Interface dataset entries
§ §
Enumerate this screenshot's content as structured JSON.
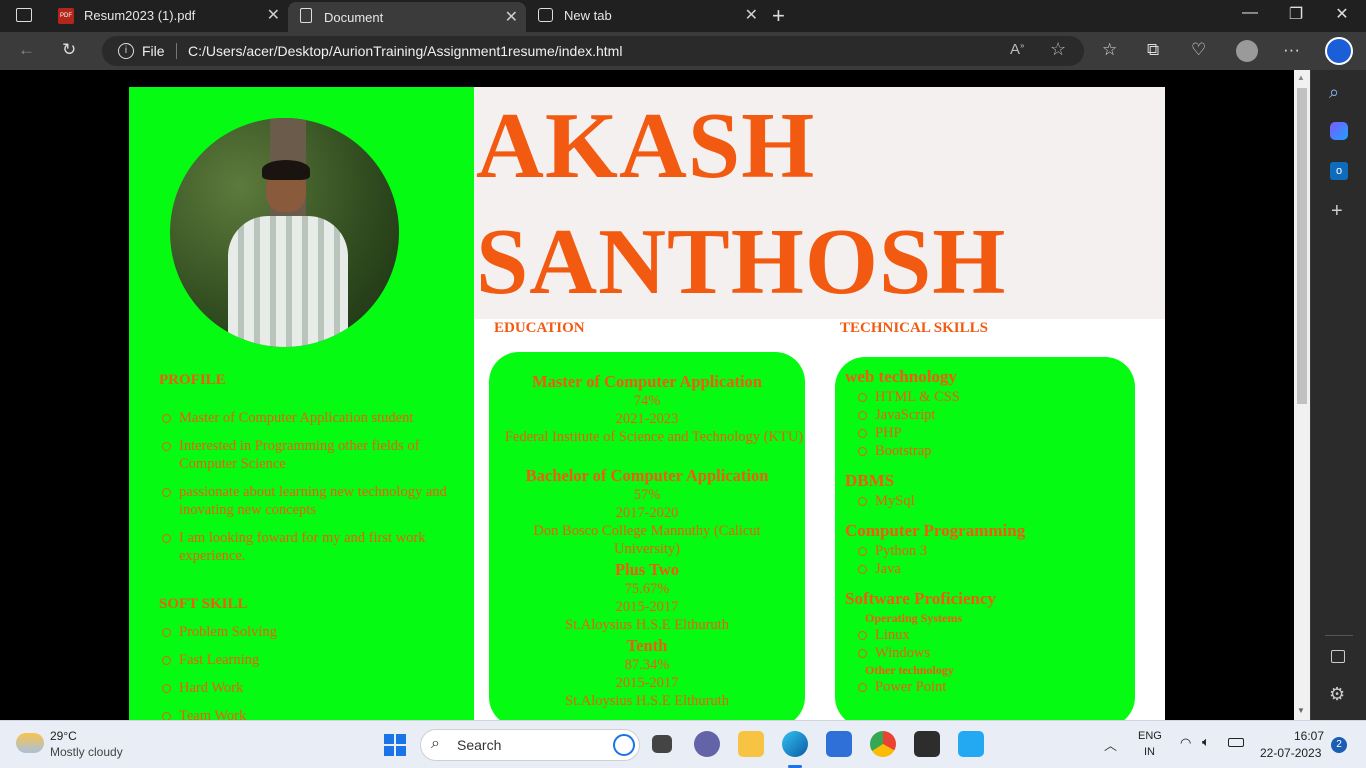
{
  "browser": {
    "tabs": [
      {
        "label": "Resum2023 (1).pdf"
      },
      {
        "label": "Document"
      },
      {
        "label": "New tab"
      }
    ],
    "address": {
      "scheme_label": "File",
      "url": "C:/Users/acer/Desktop/AurionTraining/Assignment1resume/index.html"
    }
  },
  "resume": {
    "first_name": "AKASH",
    "last_name": "SANTHOSH",
    "profile": {
      "heading": "PROFILE",
      "items": [
        "Master of Computer Application student",
        "Interested in Programming other fields of Computer Science",
        "passionate about learning new technology and inovating new concepts",
        "I am looking foward for my and first work experience."
      ]
    },
    "soft_skill": {
      "heading": "SOFT SKILL",
      "items": [
        "Problem Solving",
        "Fast Learning",
        "Hard Work",
        "Team Work"
      ]
    },
    "education": {
      "heading": "EDUCATION",
      "entries": [
        {
          "title": "Master of Computer Application",
          "score": "74%",
          "years": "2021-2023",
          "institution": "Federal Institute of Science and Technology (KTU)"
        },
        {
          "title": "Bachelor of Computer Application",
          "score": "57%",
          "years": "2017-2020",
          "institution": "Don Bosco College Mannuthy (Calicut University)"
        },
        {
          "title": "Plus Two",
          "score": "75.67%",
          "years": "2015-2017",
          "institution": "St.Aloysius H.S.E Elthuruth"
        },
        {
          "title": "Tenth",
          "score": "87.34%",
          "years": "2015-2017",
          "institution": "St.Aloysius H.S.E Elthuruth"
        }
      ]
    },
    "technical_skills": {
      "heading": "TECHNICAL SKILLS",
      "web_technology": {
        "heading": "web technology",
        "items": [
          "HTML & CSS",
          "JavaScript",
          "PHP",
          "Bootstrap"
        ]
      },
      "dbms": {
        "heading": "DBMS",
        "items": [
          "MySql"
        ]
      },
      "programming": {
        "heading": "Computer Programming",
        "items": [
          "Python 3",
          "Java"
        ]
      },
      "software": {
        "heading": "Software Proficiency",
        "os_heading": "Operating Systems",
        "os_items": [
          "Linux",
          "Windows"
        ],
        "other_heading": "Other technology",
        "other_items": [
          "Power Point"
        ]
      }
    }
  },
  "taskbar": {
    "weather_temp": "29°C",
    "weather_desc": "Mostly cloudy",
    "search_placeholder": "Search",
    "lang_1": "ENG",
    "lang_2": "IN",
    "time": "16:07",
    "date": "22-07-2023",
    "notifications": "2"
  },
  "colors": {
    "accent_orange": "#f25a12",
    "resume_green": "#05fb12"
  }
}
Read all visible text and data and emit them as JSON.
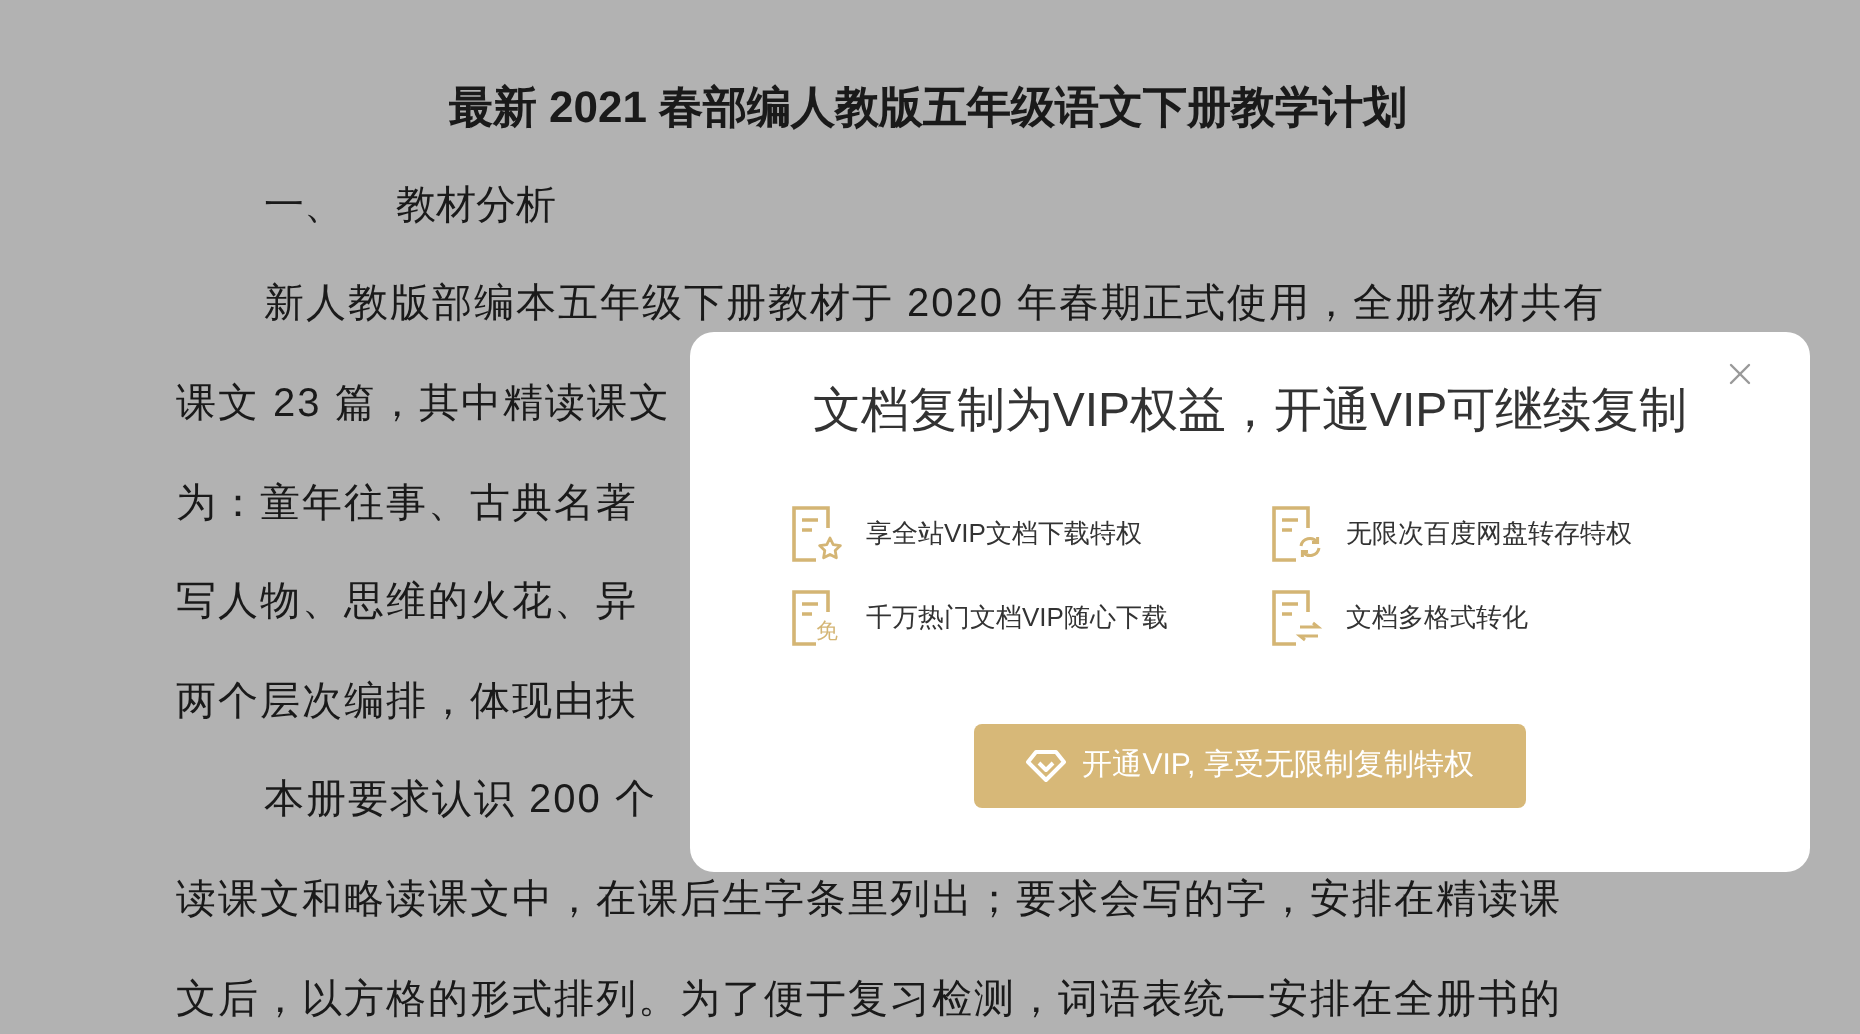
{
  "document": {
    "title": "最新 2021 春部编人教版五年级语文下册教学计划",
    "lines": [
      {
        "kind": "heading",
        "number": "一、",
        "text": "教材分析"
      },
      {
        "kind": "indent",
        "text": "新人教版部编本五年级下册教材于 2020 年春期正式使用，全册教材共有"
      },
      {
        "kind": "plain",
        "text": "课文 23 篇，其中精读课文"
      },
      {
        "kind": "plain",
        "text": "为：童年往事、古典名著"
      },
      {
        "kind": "plain",
        "text": "写人物、思维的火花、异"
      },
      {
        "kind": "plain",
        "text": "两个层次编排，体现由扶"
      },
      {
        "kind": "indent",
        "text": "本册要求认识 200 个"
      },
      {
        "kind": "plain",
        "text": "读课文和略读课文中，在课后生字条里列出；要求会写的字，安排在精读课"
      },
      {
        "kind": "plain",
        "text": "文后，以方格的形式排列。为了便于复习检测，词语表统一安排在全册书的"
      }
    ]
  },
  "dialog": {
    "title": "文档复制为VIP权益，开通VIP可继续复制",
    "features": [
      {
        "kind": "star",
        "label": "享全站VIP文档下载特权"
      },
      {
        "kind": "refresh",
        "label": "无限次百度网盘转存特权"
      },
      {
        "kind": "free",
        "badge": "免",
        "label": "千万热门文档VIP随心下载"
      },
      {
        "kind": "convert",
        "label": "文档多格式转化"
      }
    ],
    "button": "开通VIP, 享受无限制复制特权"
  }
}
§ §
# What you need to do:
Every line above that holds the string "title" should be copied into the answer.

# Answer section:
          "title": "Master of Computer Application",
          "title": "Bachelor of Computer Application",
          "title": "Plus Two",
          "title": "Tenth",
    "title": "最新 2021 春部编人教版五年级语文下册教学计划",
    "title": "文档复制为VIP权益，开通VIP可继续复制",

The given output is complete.